Sea of solar panels turns Mexican desert green
From a distance, it looks like a deep-blue sea has formed in the middle of the Mexican desert.
But this is no mirage -- it's the largest solar park in Latin America.
With 2.3 million solar panels -- covering the equivalent of 2,200 football fields in the arid northern state of Coahuila -- the Villanueva power plant, built by Italian energy company Enel, is part of Mexico's push to generate 43 percent of its electricity from clean sources by 2024.
Arrayed across the sand in seemingly endless rows that stretch to the horizon, the solar panels are made to turn in tandem with the sun, like a giant field of shimmering metallic sunflowers.
The $650-million project came online in December and is due to produce 1,700 gigawatt hours when fully operational later this year -- enough to power 1.3 million homes.
Mexico won plaudits from environmentalists in 2015 when it became the first emerging country to announce its emissions reduction targets for the United Nations climate accord, ambitiously vowing to halve them by 2050.
To get there, it is tendering clean energy projects in which private companies produce, sell and purchase electricity on an open market.
The three projects tendered so far have generated an estimated $8.6 billion in investment.

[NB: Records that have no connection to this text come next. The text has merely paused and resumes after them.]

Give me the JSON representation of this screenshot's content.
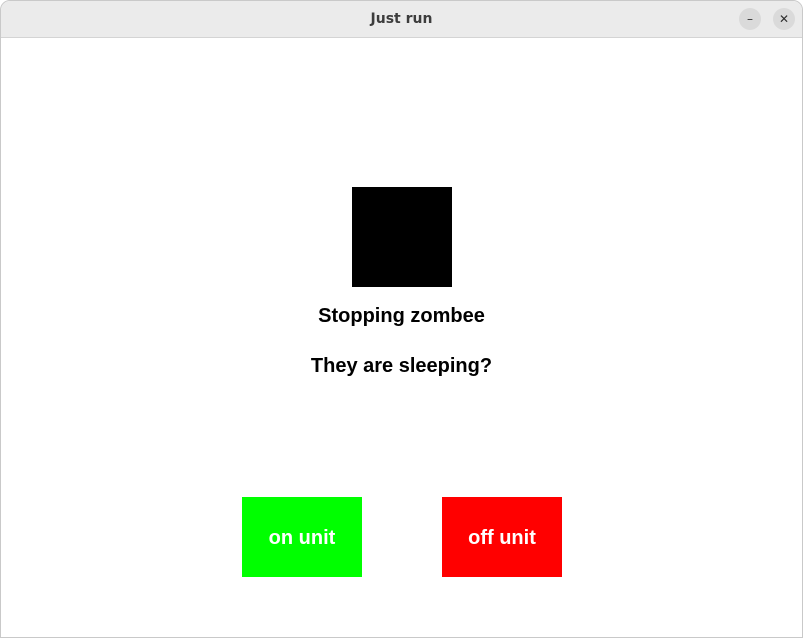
{
  "window": {
    "title": "Just run",
    "minimize_symbol": "–",
    "close_symbol": "✕"
  },
  "main": {
    "indicator_color": "#000000",
    "status_text": "Stopping zombee",
    "question_text": "They are sleeping?"
  },
  "buttons": {
    "on_label": "on unit",
    "on_color": "#00ff00",
    "off_label": "off unit",
    "off_color": "#ff0000"
  }
}
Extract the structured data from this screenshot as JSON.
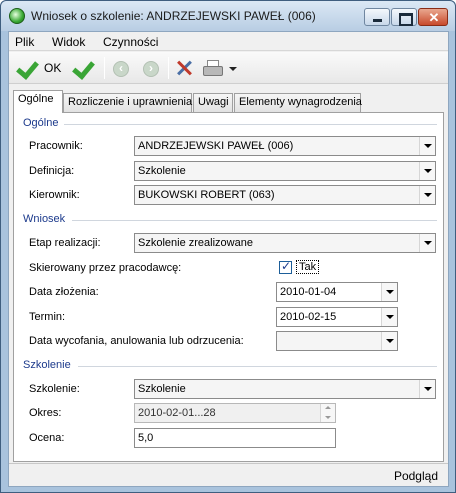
{
  "window": {
    "title": "Wniosek o szkolenie: ANDRZEJEWSKI PAWEŁ (006)",
    "close_glyph": "✕"
  },
  "menu": {
    "items": [
      {
        "label": "Plik"
      },
      {
        "label": "Widok"
      },
      {
        "label": "Czynności"
      }
    ]
  },
  "toolbar": {
    "ok_label": "OK",
    "accent_color": "#3aa536"
  },
  "tabs": [
    {
      "label": "Ogólne",
      "active": true
    },
    {
      "label": "Rozliczenie i uprawnienia",
      "active": false
    },
    {
      "label": "Uwagi",
      "active": false
    },
    {
      "label": "Elementy wynagrodzenia",
      "active": false
    }
  ],
  "groups": {
    "ogolne": {
      "title": "Ogólne",
      "pracownik_label": "Pracownik:",
      "pracownik_value": "ANDRZEJEWSKI PAWEŁ (006)",
      "definicja_label": "Definicja:",
      "definicja_value": "Szkolenie",
      "kierownik_label": "Kierownik:",
      "kierownik_value": "BUKOWSKI ROBERT (063)"
    },
    "wniosek": {
      "title": "Wniosek",
      "etap_label": "Etap realizacji:",
      "etap_value": "Szkolenie zrealizowane",
      "skierowany_label": "Skierowany przez pracodawcę:",
      "skierowany_checked": true,
      "skierowany_text": "Tak",
      "data_zlozenia_label": "Data złożenia:",
      "data_zlozenia_value": "2010-01-04",
      "termin_label": "Termin:",
      "termin_value": "2010-02-15",
      "data_wycofania_label": "Data wycofania, anulowania lub odrzucenia:",
      "data_wycofania_value": ""
    },
    "szkolenie": {
      "title": "Szkolenie",
      "szkolenie_label": "Szkolenie:",
      "szkolenie_value": "Szkolenie",
      "okres_label": "Okres:",
      "okres_value": "2010-02-01...28",
      "ocena_label": "Ocena:",
      "ocena_value": "5,0"
    }
  },
  "status": {
    "text": "Podgląd"
  }
}
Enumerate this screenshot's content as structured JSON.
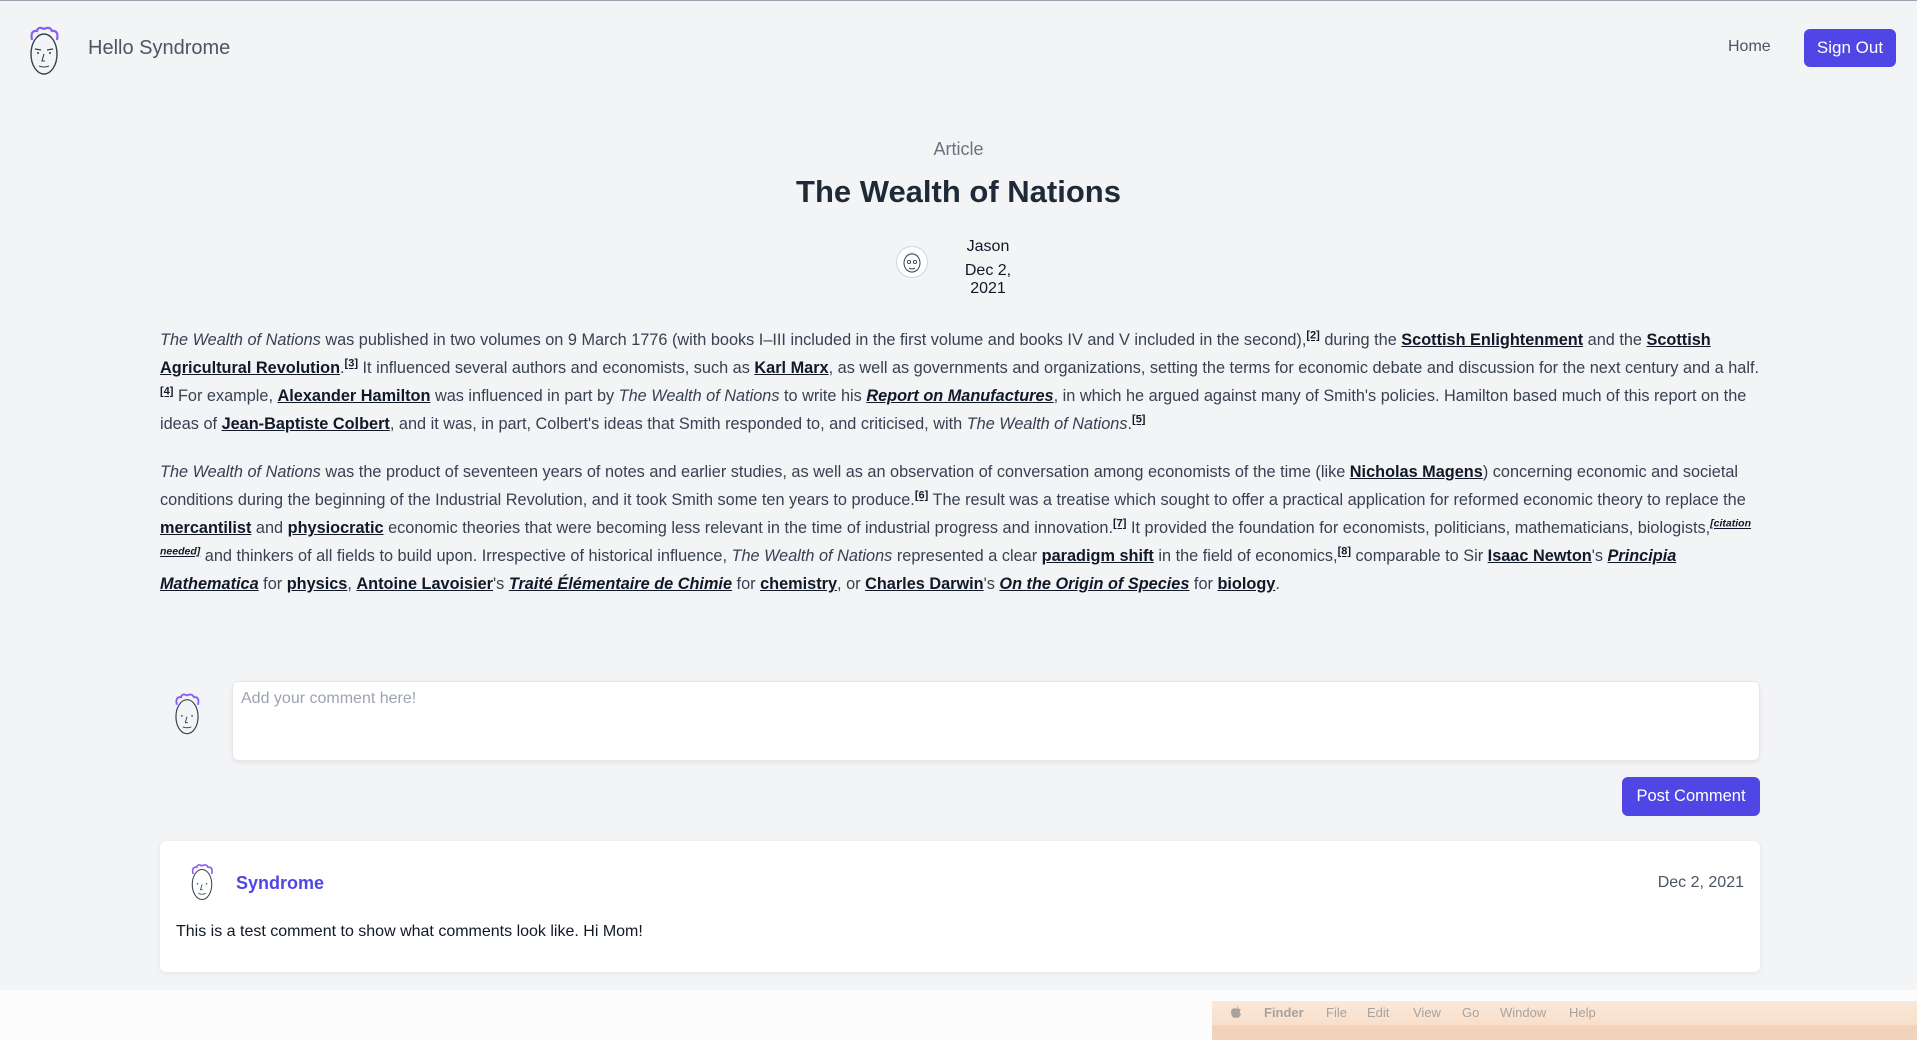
{
  "header": {
    "site_name": "Hello Syndrome",
    "nav_home": "Home",
    "sign_out": "Sign Out"
  },
  "article": {
    "kicker": "Article",
    "title": "The Wealth of Nations",
    "author": "Jason",
    "date": "Dec 2, 2021"
  },
  "body": {
    "p1": {
      "t_wealth": "The Wealth of Nations",
      "t1": " was published in two volumes on 9 March 1776 (with books I–III included in the first volume and books IV and V included in the second),",
      "ref2": "[2]",
      "t2": " during the ",
      "link_scottish_enlightenment": "Scottish Enlightenment",
      "t3": " and the ",
      "link_scottish_agri": "Scottish Agricultural Revolution",
      "t4": ".",
      "ref3": "[3]",
      "t5": " It influenced several authors and economists, such as ",
      "link_marx": "Karl Marx",
      "t6": ", as well as governments and organizations, setting the terms for economic debate and discussion for the next century and a half.",
      "ref4": "[4]",
      "t7": " For example, ",
      "link_hamilton": "Alexander Hamilton",
      "t8": " was influenced in part by ",
      "t_wealth2": "The Wealth of Nations",
      "t9": " to write his ",
      "link_report": "Report on Manufactures",
      "t10": ", in which he argued against many of Smith's policies. Hamilton based much of this report on the ideas of ",
      "link_colbert": "Jean-Baptiste Colbert",
      "t11": ", and it was, in part, Colbert's ideas that Smith responded to, and criticised, with ",
      "t_wealth3": "The Wealth of Nations",
      "t12": ".",
      "ref5": "[5]"
    },
    "p2": {
      "t_wealth": "The Wealth of Nations",
      "t1": " was the product of seventeen years of notes and earlier studies, as well as an observation of conversation among economists of the time (like ",
      "link_magens": "Nicholas Magens",
      "t2": ") concerning economic and societal conditions during the beginning of the Industrial Revolution, and it took Smith some ten years to produce.",
      "ref6": "[6]",
      "t3": " The result was a treatise which sought to offer a practical application for reformed economic theory to replace the ",
      "link_mercantilist": "mercantilist",
      "t4": " and ",
      "link_physiocratic": "physiocratic",
      "t5": " economic theories that were becoming less relevant in the time of industrial progress and innovation.",
      "ref7": "[7]",
      "t6": " It provided the foundation for economists, politicians, mathematicians, biologists,",
      "cn": "[citation needed]",
      "t7": " and thinkers of all fields to build upon. Irrespective of historical influence, ",
      "t_wealth2": "The Wealth of Nations",
      "t8": " represented a clear ",
      "link_paradigm": "paradigm shift",
      "t9": " in the field of economics,",
      "ref8": "[8]",
      "t10": " comparable to Sir ",
      "link_newton": "Isaac Newton",
      "t11": "'s ",
      "link_principia": "Principia Mathematica",
      "t12": " for ",
      "link_physics": "physics",
      "t13": ", ",
      "link_lavoisier": "Antoine Lavoisier",
      "t14": "'s ",
      "link_traite": "Traité Élémentaire de Chimie",
      "t15": " for ",
      "link_chemistry": "chemistry",
      "t16": ", or ",
      "link_darwin": "Charles Darwin",
      "t17": "'s ",
      "link_origin": "On the Origin of Species",
      "t18": " for ",
      "link_biology": "biology",
      "t19": "."
    }
  },
  "comment_form": {
    "placeholder": "Add your comment here!",
    "value": "",
    "post_label": "Post Comment"
  },
  "comments": [
    {
      "author": "Syndrome",
      "date": "Dec 2, 2021",
      "text": "This is a test comment to show what comments look like. Hi Mom!"
    }
  ],
  "os_menubar": {
    "apple": "",
    "app": "Finder",
    "items": [
      "File",
      "Edit",
      "View",
      "Go",
      "Window",
      "Help"
    ]
  },
  "colors": {
    "accent": "#4f46e5",
    "background": "#f3f4f6",
    "text": "#374151"
  },
  "icons": {
    "logo": "syndrome-face-icon",
    "author_avatar": "avatar-face-icon",
    "apple": "apple-icon"
  }
}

The resulting electricity will power some 6.5 million homes, according to government figures.
The Villanueva plant is the largest solar project in the world outside China and India.